Henri and I, we walked into Paris and their beautiful organization. One of the rooms that we needed to work in for a couple things had this walnut table. It covered like 80% of the room and the first thing Henri said walking in, “Can we like get a chainsaw and cut this thing up and get it out of this room now,” and the look on the CEO’s face was like offended, but also how can you possibly -- Of course, he had great reasons for it, so when I fall off the horse, I need to stop with this because you can see what the potential to make progress, to be more productive. It stings a little bit every time that you compromise and you say, “Well, well, we’ll work with that space.” You still can get 16 | P a g e Transcribed by Melissa Southerland Interview with Keith McCandless somewhere, but most of the time we want very flexible space in which all the diverse views that people combine and recombine so that all of the views get heard. We want the difference to be brought out and come together and the space -- It’s easy to go, “Well, those tables were already in the room. We’ll work with those tables.” We want ultimately a very flexible space, so that’s always what I’m thinking about. There’s always an ideal and I’ll compromise when I have to, but I let people know this could be more powerful if we weren’t in a lecture room with six chairs and a steep room.
Amiel: Yeah. I’m going to include a link in the show notes to Keith’s Stop Doing List, which has fourteen items, “What I have stopped doing,” and then a column to the right, “What I have substituted.” I think it’s a brilliant example, and I’m actually going to create one of these myself. One last very short question before you -- What is it called, climb tall buildings? What does Super Man do? I’m trying to keep the metaphor going.
Fast as a speeding bullet, yeah?
Amiel: You describe what Henri does to you when you’re in your old habits. I don’t remember you saying what you did to him, and I think he’s more senior than you. He’s an older guy, right, so I was just curious, do you do the same thing to him, stand in front of him and look at his eyes or pat him on the back, or do you have something different?
Keith: I don’t know if I should say this. What do I do? Yeah, well, I know some things that I don’t want to say.
Amiel: Do you want to decline to answer?
Keith: Well, see, then he would know what I do.
Amiel: Oh, I see. Okay, well, in that case, let’s keep it a secret between Keith and Keith. That’s awesome. See, that actually is a better -- That is better than anything that you actually know and it works.
Keith: Most of the time. Most of the time. I recommend that -Amiel: So, listeners out there -- Yes?
Keith: I recommend that if you get a chance to chat with Henri, he’s a terrific interview.
Amiel: Well, I would love to. I would love to. I will shoot you a note about that and, Keith, thanks so much for a really awesome conversation and there’s a lot more to learn here.
Keith: Well, I’m happy to do it. It’s really fun for me, and I’d love to see your “stop doing” list and I’m happy to keep in touch with you about how you’re adapting liberating structures.
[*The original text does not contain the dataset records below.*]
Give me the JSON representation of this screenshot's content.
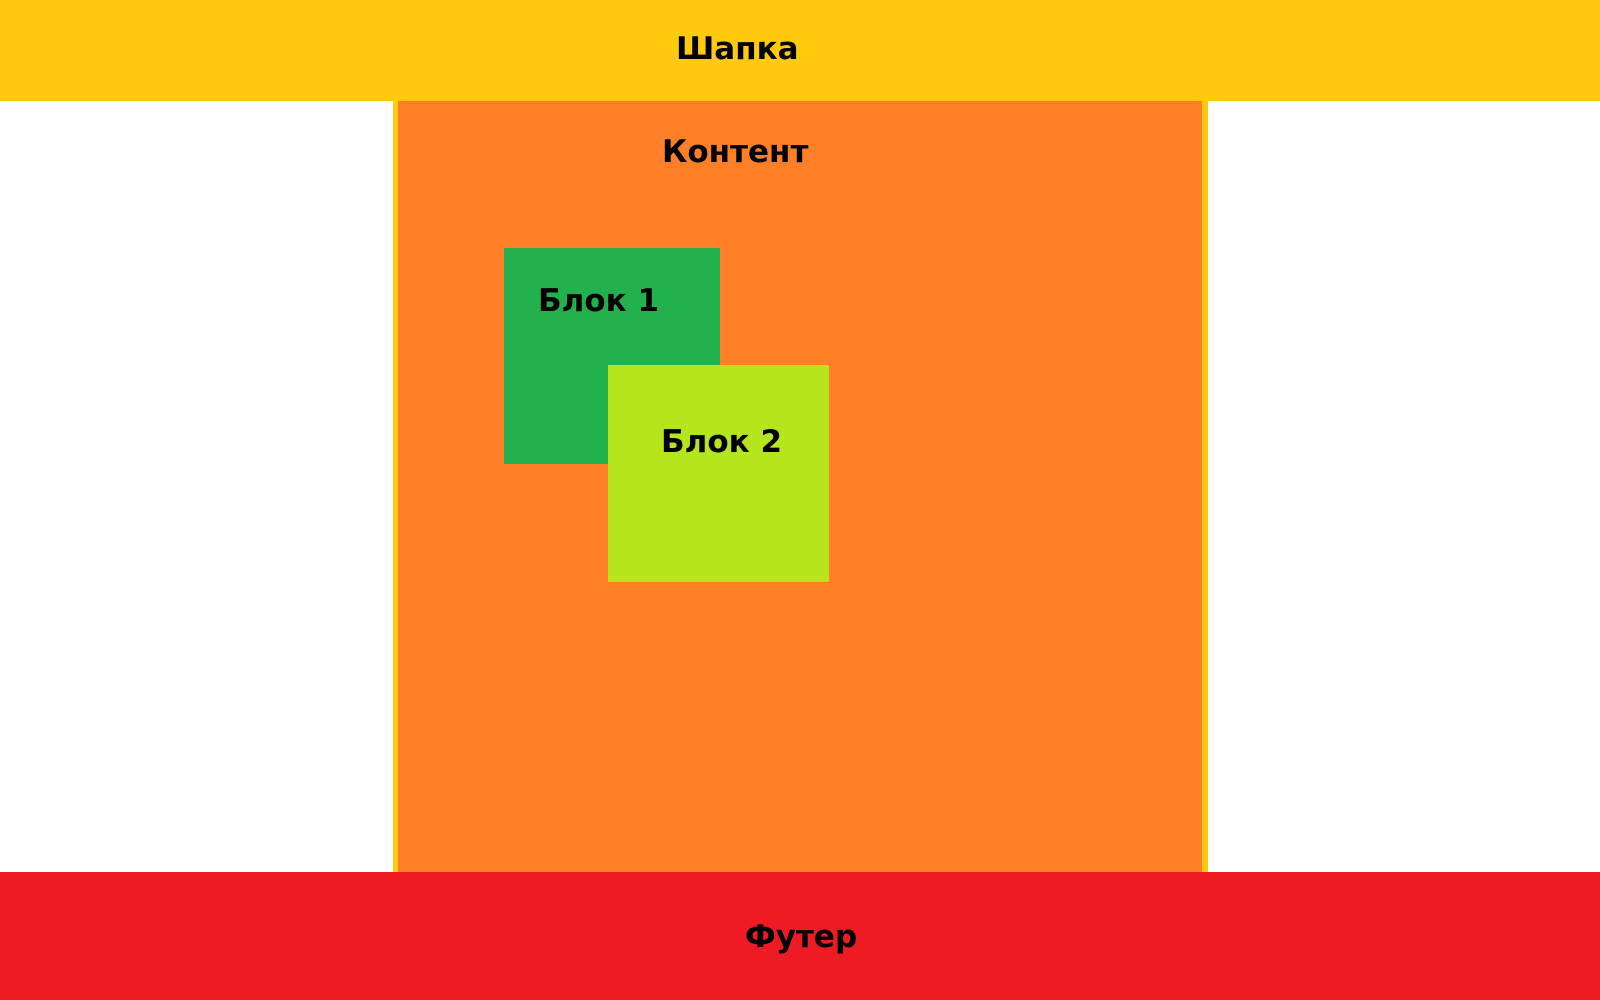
{
  "header": {
    "title": "Шапка"
  },
  "content": {
    "title": "Контент"
  },
  "blocks": [
    {
      "label": "Блок 1"
    },
    {
      "label": "Блок 2"
    }
  ],
  "footer": {
    "title": "Футер"
  },
  "colors": {
    "header": "#FFC90E",
    "content": "#FF7F27",
    "content_border": "#FFC90E",
    "block1": "#22B14C",
    "block2": "#B5E61D",
    "footer": "#ED1C24",
    "background": "#FFFFFF",
    "text": "#000000"
  }
}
That’s what they are. They are to be localized, to be adapted to settings, and they’re all creative comments. We’re not trying to copyright anything. This is really for everyone, so lovely, lovely to talk with you.
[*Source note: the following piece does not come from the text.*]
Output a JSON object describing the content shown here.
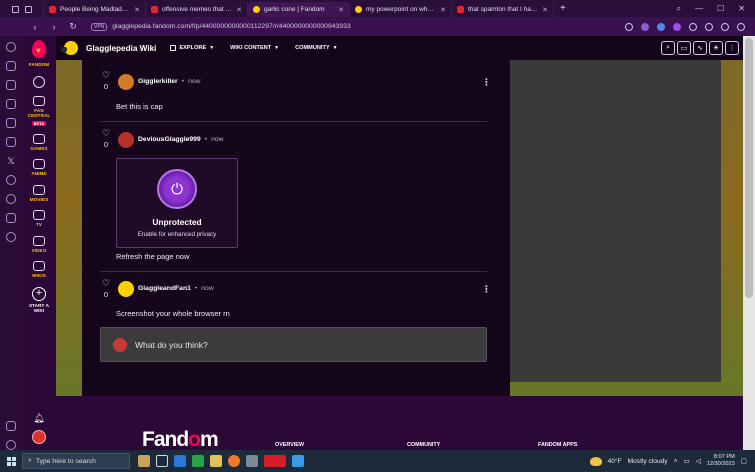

Amiel: Yes, thanks so much! Have a good Pacific Northwest afternoon.
Keith: Yes. Good. Okay, take care! Bye, bye.
Amiel: Okay. Take care. Bye, bye.
18 | P a g e Transcribed by Melissa Southerland